The identity documents bill is now through to the House of Lords. A few months back I wrote and submitted a memorandum to the Public Bill Committee of the House of Commons as it was examining the bill. Now that they committee has finished with the bill, they've published all the memoranda here (scroll down). I'm in august company - Liberty, Justice, The Equality and Human Rights Commission, ICO, and the LSE Identity Project - oh, and some people who want the £30 they paid for a card back). I'm not totally sure about the impact of this, but I think its very important for academics with an informed perspective on an issue currently going through parliament to contribute to evidence processes. Especially, if we continue to make a claim for public funding of research.

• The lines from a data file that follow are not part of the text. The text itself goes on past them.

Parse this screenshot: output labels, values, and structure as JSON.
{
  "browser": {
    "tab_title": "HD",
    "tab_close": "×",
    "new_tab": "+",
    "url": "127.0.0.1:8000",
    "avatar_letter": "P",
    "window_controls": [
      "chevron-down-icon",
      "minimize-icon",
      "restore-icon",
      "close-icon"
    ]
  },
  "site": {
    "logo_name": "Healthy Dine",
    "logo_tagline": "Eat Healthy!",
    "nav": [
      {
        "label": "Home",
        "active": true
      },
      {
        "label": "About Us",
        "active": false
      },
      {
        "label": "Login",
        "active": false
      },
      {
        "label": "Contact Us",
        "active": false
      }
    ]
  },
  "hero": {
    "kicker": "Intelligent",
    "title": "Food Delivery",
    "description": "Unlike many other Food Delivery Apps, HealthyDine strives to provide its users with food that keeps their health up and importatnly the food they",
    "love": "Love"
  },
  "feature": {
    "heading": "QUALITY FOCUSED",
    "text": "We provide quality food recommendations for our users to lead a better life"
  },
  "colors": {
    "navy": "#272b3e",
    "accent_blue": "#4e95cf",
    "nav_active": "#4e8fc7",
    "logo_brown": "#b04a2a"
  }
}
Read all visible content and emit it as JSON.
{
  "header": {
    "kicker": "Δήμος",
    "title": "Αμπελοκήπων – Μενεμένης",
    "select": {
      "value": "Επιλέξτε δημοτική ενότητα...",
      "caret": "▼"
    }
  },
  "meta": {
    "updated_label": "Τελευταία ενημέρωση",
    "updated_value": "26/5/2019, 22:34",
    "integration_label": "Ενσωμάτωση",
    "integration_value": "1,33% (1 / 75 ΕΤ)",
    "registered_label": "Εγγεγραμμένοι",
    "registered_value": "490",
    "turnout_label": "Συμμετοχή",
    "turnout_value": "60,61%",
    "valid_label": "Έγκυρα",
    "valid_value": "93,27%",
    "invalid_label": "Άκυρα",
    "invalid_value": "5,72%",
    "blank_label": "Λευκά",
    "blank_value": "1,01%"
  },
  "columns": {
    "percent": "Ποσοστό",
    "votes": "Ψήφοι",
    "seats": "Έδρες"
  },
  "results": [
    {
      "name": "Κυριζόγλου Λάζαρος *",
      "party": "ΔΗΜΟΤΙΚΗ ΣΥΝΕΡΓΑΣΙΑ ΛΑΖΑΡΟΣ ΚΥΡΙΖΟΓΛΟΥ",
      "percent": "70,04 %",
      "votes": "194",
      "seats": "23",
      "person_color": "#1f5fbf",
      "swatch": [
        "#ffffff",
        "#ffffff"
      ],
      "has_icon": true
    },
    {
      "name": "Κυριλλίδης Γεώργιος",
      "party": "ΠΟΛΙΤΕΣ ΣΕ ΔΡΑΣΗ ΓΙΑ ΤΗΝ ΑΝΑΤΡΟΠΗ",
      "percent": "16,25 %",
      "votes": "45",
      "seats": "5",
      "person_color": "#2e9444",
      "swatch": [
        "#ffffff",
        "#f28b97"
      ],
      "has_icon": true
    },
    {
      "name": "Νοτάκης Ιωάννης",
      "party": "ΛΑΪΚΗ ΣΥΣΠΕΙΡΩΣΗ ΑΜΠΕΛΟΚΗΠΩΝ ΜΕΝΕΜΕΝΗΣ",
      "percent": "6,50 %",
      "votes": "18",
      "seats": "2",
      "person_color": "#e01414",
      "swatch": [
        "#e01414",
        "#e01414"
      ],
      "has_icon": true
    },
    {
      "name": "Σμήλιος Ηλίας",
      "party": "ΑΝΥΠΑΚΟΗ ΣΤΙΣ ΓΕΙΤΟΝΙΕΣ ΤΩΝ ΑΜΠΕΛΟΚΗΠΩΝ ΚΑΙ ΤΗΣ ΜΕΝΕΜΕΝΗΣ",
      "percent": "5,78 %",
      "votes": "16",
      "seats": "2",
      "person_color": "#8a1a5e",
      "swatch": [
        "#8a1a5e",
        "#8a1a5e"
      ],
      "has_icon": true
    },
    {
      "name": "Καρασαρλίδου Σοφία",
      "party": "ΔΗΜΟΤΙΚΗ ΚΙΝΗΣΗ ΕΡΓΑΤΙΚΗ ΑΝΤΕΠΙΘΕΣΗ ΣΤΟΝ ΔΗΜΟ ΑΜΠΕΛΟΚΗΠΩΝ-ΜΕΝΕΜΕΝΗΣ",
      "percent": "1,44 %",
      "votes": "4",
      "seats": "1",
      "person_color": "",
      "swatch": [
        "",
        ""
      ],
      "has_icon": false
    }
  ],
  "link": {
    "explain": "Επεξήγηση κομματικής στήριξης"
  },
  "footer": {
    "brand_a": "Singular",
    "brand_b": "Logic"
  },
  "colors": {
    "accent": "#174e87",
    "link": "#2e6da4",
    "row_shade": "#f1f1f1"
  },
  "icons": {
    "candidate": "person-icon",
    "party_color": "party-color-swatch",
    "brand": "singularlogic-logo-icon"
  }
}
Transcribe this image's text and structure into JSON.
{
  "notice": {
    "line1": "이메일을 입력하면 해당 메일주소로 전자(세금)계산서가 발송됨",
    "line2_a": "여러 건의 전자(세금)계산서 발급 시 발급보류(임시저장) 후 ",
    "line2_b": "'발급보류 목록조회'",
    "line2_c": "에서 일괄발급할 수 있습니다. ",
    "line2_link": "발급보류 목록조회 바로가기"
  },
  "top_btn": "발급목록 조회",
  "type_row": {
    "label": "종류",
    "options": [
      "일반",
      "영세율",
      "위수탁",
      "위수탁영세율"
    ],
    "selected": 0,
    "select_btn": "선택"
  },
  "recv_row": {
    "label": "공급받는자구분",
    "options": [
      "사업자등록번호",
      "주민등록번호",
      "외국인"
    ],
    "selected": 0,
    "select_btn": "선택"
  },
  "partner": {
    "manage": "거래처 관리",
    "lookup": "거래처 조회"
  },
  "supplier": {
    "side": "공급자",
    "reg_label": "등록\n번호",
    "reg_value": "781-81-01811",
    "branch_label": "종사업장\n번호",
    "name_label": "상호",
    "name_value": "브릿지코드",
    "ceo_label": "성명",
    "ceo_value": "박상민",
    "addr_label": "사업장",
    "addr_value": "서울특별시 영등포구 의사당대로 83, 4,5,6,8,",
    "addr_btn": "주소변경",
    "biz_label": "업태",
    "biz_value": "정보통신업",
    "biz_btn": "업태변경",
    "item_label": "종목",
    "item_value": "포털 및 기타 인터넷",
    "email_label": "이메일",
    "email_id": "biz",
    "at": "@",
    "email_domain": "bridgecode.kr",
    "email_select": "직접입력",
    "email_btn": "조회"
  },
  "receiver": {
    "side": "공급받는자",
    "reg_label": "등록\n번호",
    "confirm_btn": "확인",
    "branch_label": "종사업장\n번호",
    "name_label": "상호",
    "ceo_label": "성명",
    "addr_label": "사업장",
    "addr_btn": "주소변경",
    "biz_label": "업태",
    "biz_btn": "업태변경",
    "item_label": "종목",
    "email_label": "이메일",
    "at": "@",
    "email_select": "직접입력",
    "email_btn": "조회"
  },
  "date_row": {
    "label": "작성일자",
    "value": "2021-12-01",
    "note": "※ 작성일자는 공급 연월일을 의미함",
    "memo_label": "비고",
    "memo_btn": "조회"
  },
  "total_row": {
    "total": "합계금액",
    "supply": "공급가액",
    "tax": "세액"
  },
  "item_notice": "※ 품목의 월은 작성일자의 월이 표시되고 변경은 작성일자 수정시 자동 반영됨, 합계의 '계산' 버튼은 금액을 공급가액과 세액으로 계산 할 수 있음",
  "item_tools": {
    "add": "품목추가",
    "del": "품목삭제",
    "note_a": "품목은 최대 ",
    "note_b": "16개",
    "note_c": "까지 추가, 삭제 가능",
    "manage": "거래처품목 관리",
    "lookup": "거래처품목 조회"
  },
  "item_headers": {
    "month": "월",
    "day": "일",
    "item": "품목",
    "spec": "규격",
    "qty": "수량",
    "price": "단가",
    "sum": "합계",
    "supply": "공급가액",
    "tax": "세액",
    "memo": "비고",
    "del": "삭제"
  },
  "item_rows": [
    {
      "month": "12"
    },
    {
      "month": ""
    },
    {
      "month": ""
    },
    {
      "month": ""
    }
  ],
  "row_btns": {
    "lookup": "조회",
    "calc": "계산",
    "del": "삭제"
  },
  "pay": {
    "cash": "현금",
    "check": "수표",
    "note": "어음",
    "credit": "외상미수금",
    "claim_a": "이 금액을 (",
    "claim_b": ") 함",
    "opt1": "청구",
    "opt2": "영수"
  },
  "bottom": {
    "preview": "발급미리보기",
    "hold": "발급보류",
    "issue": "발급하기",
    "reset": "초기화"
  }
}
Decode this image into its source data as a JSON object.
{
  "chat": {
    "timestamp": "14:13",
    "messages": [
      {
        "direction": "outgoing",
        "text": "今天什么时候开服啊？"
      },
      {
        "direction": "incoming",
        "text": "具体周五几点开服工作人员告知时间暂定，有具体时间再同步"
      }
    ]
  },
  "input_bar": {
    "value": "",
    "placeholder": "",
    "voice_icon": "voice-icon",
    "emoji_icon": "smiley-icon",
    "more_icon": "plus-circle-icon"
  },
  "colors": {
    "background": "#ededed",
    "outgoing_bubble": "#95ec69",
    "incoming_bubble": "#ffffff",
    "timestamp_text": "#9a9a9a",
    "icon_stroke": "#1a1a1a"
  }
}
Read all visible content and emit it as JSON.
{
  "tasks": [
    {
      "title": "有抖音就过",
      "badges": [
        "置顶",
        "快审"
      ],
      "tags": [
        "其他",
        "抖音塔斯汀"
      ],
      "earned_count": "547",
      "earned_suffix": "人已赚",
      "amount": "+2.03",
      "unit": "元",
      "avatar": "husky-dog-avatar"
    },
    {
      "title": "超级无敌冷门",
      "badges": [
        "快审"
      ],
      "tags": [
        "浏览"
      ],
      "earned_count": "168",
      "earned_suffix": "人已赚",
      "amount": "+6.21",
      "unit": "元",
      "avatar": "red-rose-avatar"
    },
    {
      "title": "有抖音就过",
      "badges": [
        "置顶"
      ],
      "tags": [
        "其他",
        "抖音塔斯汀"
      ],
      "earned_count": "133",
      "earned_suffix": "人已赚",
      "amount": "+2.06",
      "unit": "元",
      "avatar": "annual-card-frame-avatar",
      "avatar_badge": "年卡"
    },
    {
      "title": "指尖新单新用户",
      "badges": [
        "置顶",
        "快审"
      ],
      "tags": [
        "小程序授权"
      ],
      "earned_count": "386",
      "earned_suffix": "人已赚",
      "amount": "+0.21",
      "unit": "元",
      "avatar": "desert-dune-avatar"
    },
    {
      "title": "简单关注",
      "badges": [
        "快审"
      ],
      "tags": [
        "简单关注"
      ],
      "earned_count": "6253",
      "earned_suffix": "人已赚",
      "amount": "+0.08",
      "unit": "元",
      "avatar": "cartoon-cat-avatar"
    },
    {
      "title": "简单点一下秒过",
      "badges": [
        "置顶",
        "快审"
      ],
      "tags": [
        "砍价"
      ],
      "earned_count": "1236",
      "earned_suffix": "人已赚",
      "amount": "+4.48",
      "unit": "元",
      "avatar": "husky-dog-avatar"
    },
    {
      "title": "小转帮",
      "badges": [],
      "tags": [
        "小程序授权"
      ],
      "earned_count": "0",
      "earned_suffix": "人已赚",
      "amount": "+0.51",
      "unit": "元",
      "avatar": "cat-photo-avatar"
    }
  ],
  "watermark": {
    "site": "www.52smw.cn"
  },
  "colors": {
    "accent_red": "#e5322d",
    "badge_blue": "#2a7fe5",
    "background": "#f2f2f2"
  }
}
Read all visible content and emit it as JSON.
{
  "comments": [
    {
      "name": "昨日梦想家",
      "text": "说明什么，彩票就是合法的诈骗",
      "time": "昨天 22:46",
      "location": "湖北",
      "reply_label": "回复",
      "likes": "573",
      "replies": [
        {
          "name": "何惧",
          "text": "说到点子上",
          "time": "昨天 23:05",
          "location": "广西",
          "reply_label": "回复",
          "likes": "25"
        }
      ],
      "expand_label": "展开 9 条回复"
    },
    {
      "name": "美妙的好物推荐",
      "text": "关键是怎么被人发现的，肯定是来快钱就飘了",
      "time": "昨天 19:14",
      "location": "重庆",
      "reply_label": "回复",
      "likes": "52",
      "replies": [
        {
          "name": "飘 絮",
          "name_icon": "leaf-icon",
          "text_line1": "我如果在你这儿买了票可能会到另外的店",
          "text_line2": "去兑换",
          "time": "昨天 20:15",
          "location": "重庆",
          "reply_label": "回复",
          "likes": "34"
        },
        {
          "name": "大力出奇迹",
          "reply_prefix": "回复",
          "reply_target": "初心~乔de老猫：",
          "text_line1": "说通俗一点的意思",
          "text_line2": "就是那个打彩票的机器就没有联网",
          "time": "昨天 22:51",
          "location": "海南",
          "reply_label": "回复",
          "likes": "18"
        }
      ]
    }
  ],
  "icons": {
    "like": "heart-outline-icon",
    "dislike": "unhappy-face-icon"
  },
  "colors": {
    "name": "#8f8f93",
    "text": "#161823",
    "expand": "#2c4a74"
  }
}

My submission is here. Generally, there's some interesting process documents scattered around these parliamentary webpages, downside is that a lot of the committee discussion has been about the entitlement of people who signed up for a card to their money back, some maintenance of the ID card system until their cards expire, or some similar special pleading. Part of this would be the structure of the committee, which is to look at the legality and appropriateness of the legistlation set before them - not to come up with innovative solutions to contemporary identity issues.